This woman entrepreneur’s fintech startup provides college students with interest-free loans
Henna Jain Tatia, 26, and her brother Jaijash Tatia, 27, both studied in the UK. During their time there, they managed their financials through an interest-free overdraft from a UK bank, which allowed them to have small but sufficient credit month-to-month. Studying abroad, this allowed them to have better financial flexibility.
After returning to India, they realised that students in India did not have such financial services. Hence, they started StuCred, a one-stop application for college students’ financial needs.
Their mission is to help college students have access to formal financial inclusion and financial flexibility through a line of credit. Henna says, early access to credit helped her learn about the credit system and build her credit score.
“This nurtures borrowers by developing responsible borrowing patterns. It teaches the students about the real world - the credit world - and how to survive and thrive by using the credit smartly. This is something you cannot learn at school or college - only through experience,” Henna tells HerStory.
In August 2017, Henna came back to India after graduating with an MA Hons in Economics and International Relations from University of St. Andrews, Scotland. She took a year’s break and started helping her brother with his startup, StuCred.
Jaijash, who had returned to India before Henna, was working with the idea to start up in 2016. In 2017, after Henna returned to home, she initially started helping him out in her free-time. Two months later, she took up a full-time role, and became the co-founder of StuCred.
After nearly a year of research and hard work, the brother-sister duo launched the StuCred app in October 2018.
How does it work?
StuCred is a fintech app that allows college students to get instant and real-time loans without any human interaction. After a one-time identity and college authentication, students can borrow money 24X7 on the app. They can borrow anywhere between Rs 500 and Rs 30,000 at zero percent interest rate, and repay within 30 days. Instead of generating revenue through interests, they levy a flat service tax or minimal service tax.

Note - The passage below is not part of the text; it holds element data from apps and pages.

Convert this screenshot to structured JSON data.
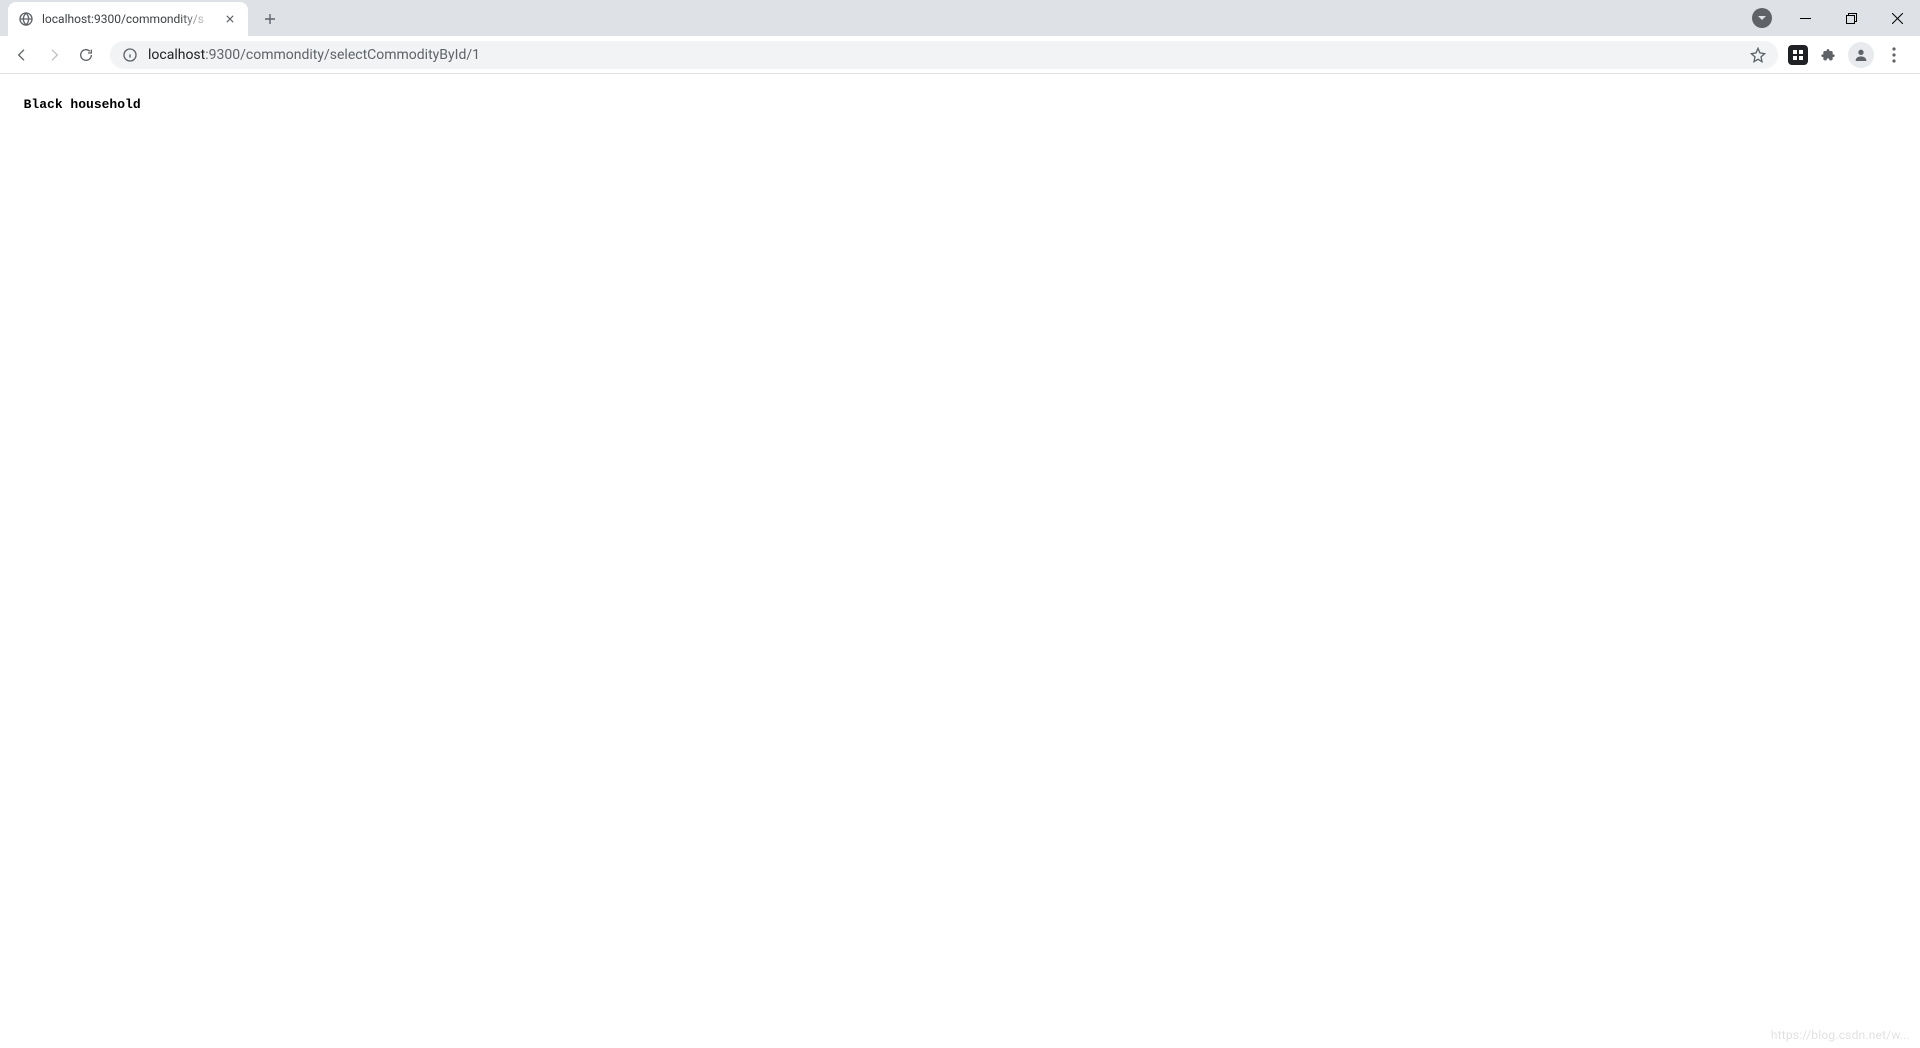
{
  "browser": {
    "tab": {
      "title": "localhost:9300/commondity/s",
      "favicon": "globe-icon"
    },
    "url": {
      "host": "localhost",
      "port": ":9300",
      "path": "/commondity/selectCommodityById/1"
    }
  },
  "page": {
    "body_text": "Black household"
  },
  "watermark": "https://blog.csdn.net/w..."
}
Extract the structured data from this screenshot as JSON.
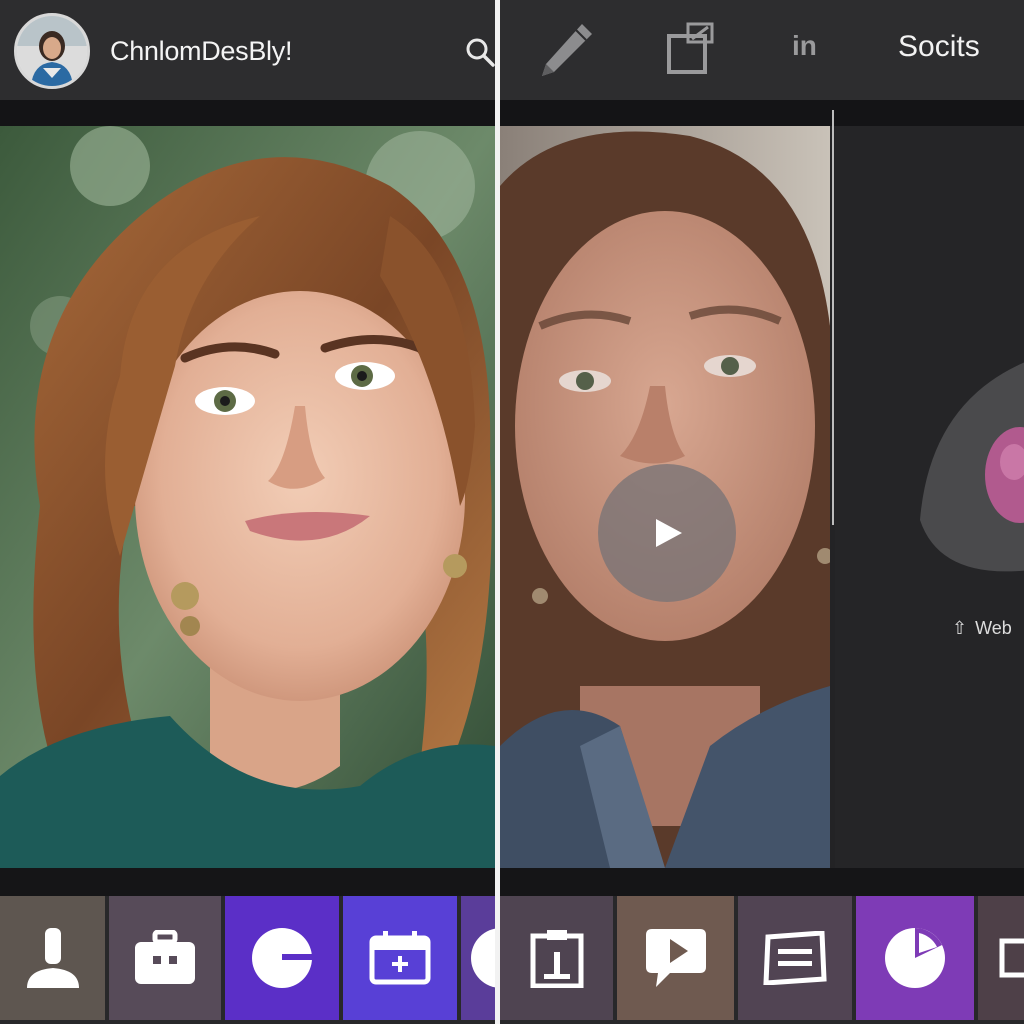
{
  "left": {
    "profile_name": "ChnlomDesBly!",
    "header_icons": [
      "avatar",
      "search-icon"
    ],
    "tabs": [
      {
        "icon": "person-icon",
        "color": "#5e5650"
      },
      {
        "icon": "briefcase-icon",
        "color": "#574b59"
      },
      {
        "icon": "pie-chart-icon",
        "color": "#5b2fc7"
      },
      {
        "icon": "calendar-add-icon",
        "color": "#5840d6"
      },
      {
        "icon": "partial-icon",
        "color": "#5a3d9a"
      }
    ]
  },
  "right": {
    "header_icons": [
      "pencil-icon",
      "edit-square-icon",
      "linkedin-icon"
    ],
    "linkedin_text": "in",
    "socials_label": "Socits",
    "web_link": "Web",
    "tabs": [
      {
        "icon": "clipboard-icon",
        "color": "#4f4451"
      },
      {
        "icon": "play-chat-icon",
        "color": "#6f5a50"
      },
      {
        "icon": "ticket-icon",
        "color": "#514453"
      },
      {
        "icon": "pie-chart-icon",
        "color": "#7e3bb6"
      },
      {
        "icon": "partial-icon",
        "color": "#4e4048"
      }
    ]
  },
  "colors": {
    "background": "#232325",
    "header": "#2d2d2f",
    "accent_purple": "#5b2fc7",
    "text": "#f4f4f4"
  }
}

In one and half years of operation, the Chennai-based startup claims to be having over 25,000 users. The bootstrapped startup has tie-ups with over 250 colleges across the country, including IIT Bombay, IIM Ahmedabad, IIM Bengaluru, and many others.
Speaking about how they are different from their competition, Henna says, “We have made sure that we only engage selected colleges, and we have our verification facilities which are very strong. The second thing is that our customer support is very quick and easy because our customers are very young, and they have a lot of basic questions.”
She adds, “StuCred is teaching them all the processes of the credit system, which no one really teaches unless and until you are out there with a job and a salary. So, we make sure that our borrowers understand this system beforehand with small but important sum values.”
Why start up in fintech?
Henna and her brother Jaijash’s return to India coincided with the digital wave in the country. According to Make In India, internet users in India touched 465 million in June 2017. The government was also promoting more cashless transactions. 2016’s demonetisation forced more people to take the digital route, and digital services like online banking, payments, and e-wallets were seeing a surge of activity.
The fintech sector also found a mention in 2017’s annual budget. These were promising signs for anyone who wanted to start up in the fintech space.
Henna says, “There was a lot of untapped potential in the market waiting to be discovered. With technologies like India Stack available to us, it was the perfect environment and perfect time for us to build such a product.”
StuCred was nominated for an award at India FinTech forum's Financial Inclusion category, which Henna credits as a great achievement for their team.
Challenges and learnings
After identifying a gap in the market and an unserviced demographic, they began StuCred. In a short time, Henna is overwhelmed and surprised by the incredible amount of things that she has learnt.
“The learning curve in the startup environment is really steep, and you should be prepared for it,” she says.
Dealing with several challenges is a part of the learning curve. In this sector, she says, a constant challenge for them is to keep up with the changing regulations.
In a message to other aspiring women who want to startup in fintech, Henna says,
“If you find that you are good at something, follow through with it and think out of the box. There are so many options now for flexible hours and work from home roles that more and more women can join the industry. There has never been a better time for women to enter the fintech industry.”
StuCred has some new products in the pipeline, and it is continuing to work on them. Henna believes that once the development phase is complete and these products are launched, they will take StuCred to new heights.
(Edited by Megha Reddy)